## YOUR INSTRUCTIONS
When a line below holds the string "keyword", show that line.

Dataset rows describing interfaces

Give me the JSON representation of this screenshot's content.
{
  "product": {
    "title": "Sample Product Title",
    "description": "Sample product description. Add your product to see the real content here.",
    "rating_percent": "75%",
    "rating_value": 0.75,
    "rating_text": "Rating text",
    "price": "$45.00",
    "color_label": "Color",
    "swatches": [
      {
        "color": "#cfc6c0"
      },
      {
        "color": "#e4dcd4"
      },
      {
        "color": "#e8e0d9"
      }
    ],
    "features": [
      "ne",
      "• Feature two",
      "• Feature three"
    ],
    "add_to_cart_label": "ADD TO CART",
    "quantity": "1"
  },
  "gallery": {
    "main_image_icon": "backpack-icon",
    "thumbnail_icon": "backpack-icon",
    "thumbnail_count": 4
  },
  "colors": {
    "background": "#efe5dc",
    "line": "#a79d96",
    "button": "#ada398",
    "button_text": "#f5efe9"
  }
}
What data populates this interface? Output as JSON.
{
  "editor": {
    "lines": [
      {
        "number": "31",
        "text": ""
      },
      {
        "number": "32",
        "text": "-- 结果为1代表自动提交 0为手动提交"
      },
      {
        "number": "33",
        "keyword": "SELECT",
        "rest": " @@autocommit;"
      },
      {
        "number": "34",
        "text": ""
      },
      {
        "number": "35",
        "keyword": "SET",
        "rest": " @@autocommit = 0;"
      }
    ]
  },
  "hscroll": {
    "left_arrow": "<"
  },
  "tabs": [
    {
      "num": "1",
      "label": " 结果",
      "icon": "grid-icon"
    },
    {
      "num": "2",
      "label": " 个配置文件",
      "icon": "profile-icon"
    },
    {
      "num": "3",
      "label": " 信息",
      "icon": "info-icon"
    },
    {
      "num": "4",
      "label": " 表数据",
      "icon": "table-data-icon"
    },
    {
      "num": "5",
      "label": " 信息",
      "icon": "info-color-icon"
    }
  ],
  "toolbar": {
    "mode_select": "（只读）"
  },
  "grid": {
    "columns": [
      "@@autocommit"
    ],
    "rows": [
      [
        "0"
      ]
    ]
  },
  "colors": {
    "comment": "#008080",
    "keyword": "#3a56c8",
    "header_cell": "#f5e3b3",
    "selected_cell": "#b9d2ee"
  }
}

## SOLUTION TO THIS TASK
        "keyword": "SELECT",
        "keyword": "SET",
    "keyword": "#3a56c8",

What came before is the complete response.